▶ [Required action]: Your answer must be an exact copy of every record.

▶ [Source material]:
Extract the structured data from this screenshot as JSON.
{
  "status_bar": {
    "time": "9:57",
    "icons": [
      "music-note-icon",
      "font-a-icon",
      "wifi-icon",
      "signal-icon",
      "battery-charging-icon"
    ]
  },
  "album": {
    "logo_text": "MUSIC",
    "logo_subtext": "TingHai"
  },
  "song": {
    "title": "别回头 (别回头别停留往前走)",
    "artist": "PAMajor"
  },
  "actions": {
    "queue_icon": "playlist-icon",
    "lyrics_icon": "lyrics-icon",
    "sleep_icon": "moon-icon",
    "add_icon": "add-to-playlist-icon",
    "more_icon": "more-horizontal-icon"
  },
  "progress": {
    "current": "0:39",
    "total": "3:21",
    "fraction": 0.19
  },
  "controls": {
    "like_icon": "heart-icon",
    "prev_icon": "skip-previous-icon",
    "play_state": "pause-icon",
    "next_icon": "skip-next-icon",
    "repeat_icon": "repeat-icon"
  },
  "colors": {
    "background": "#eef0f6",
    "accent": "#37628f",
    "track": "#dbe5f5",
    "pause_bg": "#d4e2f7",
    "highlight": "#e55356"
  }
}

▶ [Task result]:
Extract the structured data from this screenshot as JSON.
{
  "status_bar": {
    "time": "9:57",
    "icons": [
      "music-note-icon",
      "font-a-icon",
      "wifi-icon",
      "signal-icon",
      "battery-charging-icon"
    ]
  },
  "album": {
    "logo_text": "MUSIC",
    "logo_subtext": "TingHai"
  },
  "song": {
    "title": "别回头 (别回头别停留往前走)",
    "artist": "PAMajor"
  },
  "actions": {
    "queue_icon": "playlist-icon",
    "lyrics_icon": "lyrics-icon",
    "sleep_icon": "moon-icon",
    "add_icon": "add-to-playlist-icon",
    "more_icon": "more-horizontal-icon"
  },
  "progress": {
    "current": "0:39",
    "total": "3:21",
    "fraction": 0.19
  },
  "controls": {
    "like_icon": "heart-icon",
    "prev_icon": "skip-previous-icon",
    "play_state": "pause-icon",
    "next_icon": "skip-next-icon",
    "repeat_icon": "repeat-icon"
  },
  "colors": {
    "background": "#eef0f6",
    "accent": "#37628f",
    "track": "#dbe5f5",
    "pause_bg": "#d4e2f7",
    "highlight": "#e55356"
  }
}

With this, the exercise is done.